Which lines of the data contain the string "answer"? Show each of them.
· · · · ·
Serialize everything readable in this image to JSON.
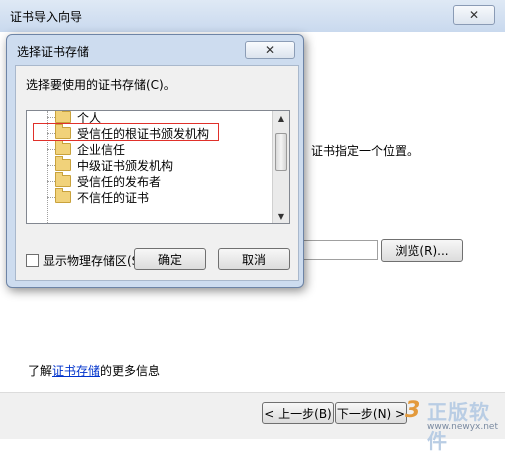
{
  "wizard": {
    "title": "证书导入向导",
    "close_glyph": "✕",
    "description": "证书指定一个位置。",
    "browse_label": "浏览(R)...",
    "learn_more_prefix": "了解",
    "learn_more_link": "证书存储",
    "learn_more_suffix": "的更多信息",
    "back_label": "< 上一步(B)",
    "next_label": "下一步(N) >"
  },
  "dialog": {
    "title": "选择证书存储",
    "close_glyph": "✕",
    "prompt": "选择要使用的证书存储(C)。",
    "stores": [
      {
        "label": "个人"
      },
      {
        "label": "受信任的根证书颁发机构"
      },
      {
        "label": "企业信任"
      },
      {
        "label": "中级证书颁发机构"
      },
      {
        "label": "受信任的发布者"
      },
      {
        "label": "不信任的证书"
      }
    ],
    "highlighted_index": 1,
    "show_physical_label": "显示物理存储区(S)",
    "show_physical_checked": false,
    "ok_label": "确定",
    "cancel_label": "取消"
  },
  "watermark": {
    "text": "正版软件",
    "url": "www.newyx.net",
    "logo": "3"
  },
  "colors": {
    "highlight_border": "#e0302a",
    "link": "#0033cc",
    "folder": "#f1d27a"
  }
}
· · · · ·
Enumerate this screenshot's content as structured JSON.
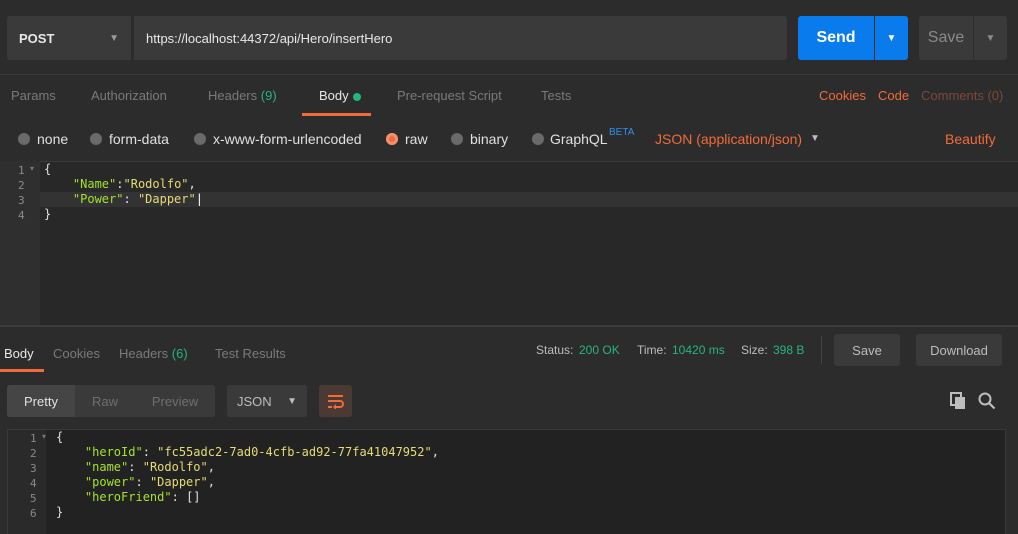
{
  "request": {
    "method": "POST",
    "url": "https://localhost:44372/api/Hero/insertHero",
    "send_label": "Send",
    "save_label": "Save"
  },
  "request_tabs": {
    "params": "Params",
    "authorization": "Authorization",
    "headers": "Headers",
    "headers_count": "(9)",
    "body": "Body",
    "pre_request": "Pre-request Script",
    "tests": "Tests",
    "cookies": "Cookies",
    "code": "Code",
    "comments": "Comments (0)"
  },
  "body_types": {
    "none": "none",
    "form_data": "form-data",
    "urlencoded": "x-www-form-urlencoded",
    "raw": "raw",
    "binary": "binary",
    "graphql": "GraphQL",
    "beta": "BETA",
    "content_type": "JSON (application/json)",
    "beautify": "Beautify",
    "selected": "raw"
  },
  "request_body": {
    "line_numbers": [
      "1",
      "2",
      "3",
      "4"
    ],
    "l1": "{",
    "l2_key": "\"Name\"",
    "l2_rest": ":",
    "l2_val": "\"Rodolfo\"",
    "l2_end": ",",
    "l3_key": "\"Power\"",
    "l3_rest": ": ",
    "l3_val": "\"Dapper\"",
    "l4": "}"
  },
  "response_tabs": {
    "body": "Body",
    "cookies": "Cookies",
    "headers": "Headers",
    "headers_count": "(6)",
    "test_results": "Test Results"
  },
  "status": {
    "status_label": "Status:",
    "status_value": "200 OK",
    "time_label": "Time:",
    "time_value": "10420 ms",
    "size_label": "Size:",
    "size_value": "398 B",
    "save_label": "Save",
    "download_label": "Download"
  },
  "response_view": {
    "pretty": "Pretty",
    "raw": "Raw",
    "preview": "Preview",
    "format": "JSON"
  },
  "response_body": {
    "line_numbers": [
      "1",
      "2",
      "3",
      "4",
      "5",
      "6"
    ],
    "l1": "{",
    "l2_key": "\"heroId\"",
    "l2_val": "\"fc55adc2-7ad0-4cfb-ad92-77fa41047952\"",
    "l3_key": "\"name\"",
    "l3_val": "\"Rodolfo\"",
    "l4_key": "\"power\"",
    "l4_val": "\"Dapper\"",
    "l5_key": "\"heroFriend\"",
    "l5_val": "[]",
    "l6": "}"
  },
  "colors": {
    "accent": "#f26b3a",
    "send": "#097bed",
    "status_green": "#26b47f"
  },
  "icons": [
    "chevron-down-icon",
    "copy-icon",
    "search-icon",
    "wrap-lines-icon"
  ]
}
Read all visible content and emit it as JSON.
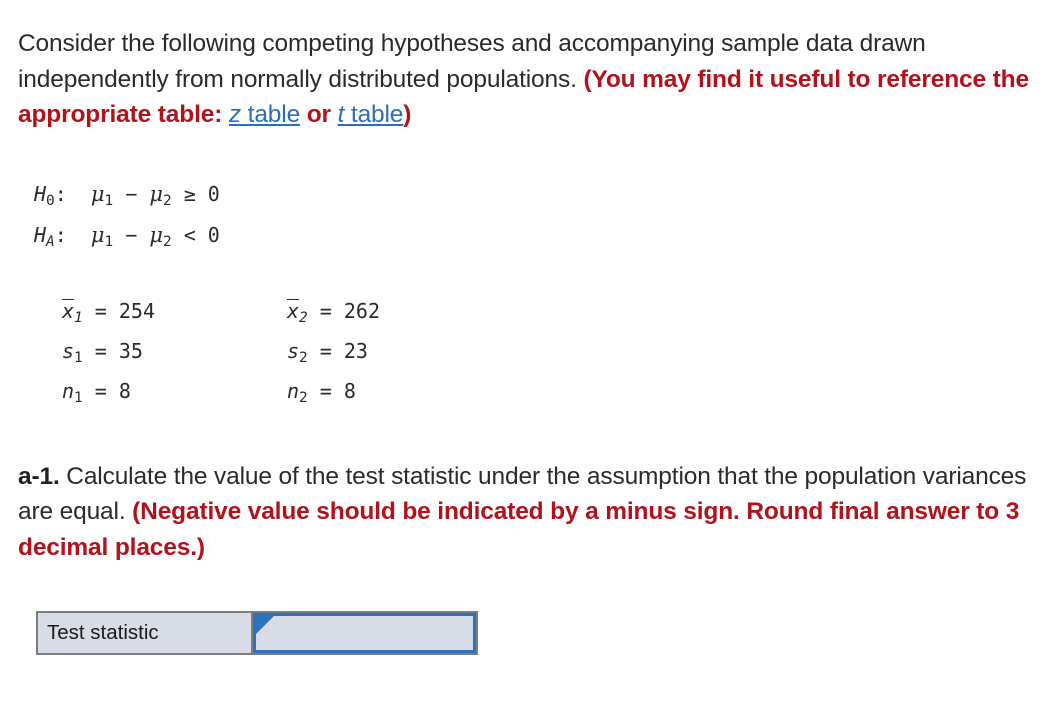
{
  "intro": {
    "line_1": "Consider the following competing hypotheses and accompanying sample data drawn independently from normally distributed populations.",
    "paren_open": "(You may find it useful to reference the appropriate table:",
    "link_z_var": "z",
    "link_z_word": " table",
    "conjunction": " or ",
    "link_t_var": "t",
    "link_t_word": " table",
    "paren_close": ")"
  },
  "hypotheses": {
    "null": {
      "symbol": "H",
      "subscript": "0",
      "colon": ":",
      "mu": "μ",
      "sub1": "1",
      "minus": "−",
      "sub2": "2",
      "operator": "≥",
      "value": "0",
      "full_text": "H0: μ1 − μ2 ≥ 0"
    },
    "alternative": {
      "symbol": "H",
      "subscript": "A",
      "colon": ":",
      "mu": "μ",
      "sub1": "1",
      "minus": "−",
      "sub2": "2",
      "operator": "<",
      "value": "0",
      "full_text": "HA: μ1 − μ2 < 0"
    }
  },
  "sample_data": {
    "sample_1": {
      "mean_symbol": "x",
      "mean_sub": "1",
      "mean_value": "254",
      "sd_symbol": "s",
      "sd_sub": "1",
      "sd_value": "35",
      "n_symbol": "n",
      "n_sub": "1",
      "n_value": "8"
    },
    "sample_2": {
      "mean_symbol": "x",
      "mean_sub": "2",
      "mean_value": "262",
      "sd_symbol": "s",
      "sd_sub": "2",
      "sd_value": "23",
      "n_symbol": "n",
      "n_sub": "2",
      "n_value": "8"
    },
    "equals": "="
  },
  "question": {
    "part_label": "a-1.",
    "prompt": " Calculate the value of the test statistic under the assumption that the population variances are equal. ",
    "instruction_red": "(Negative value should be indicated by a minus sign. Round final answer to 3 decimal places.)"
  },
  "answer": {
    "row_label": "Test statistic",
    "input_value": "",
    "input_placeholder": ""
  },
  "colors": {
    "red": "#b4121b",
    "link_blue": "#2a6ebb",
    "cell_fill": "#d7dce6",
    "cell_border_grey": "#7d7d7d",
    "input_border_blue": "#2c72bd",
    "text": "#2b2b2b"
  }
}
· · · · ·
• **YOUR RESPONSE**:
    "instruction_red": "(Negative value should be indicated by a minus sign. Round final answer to 3 decimal places.)"
  "answer": {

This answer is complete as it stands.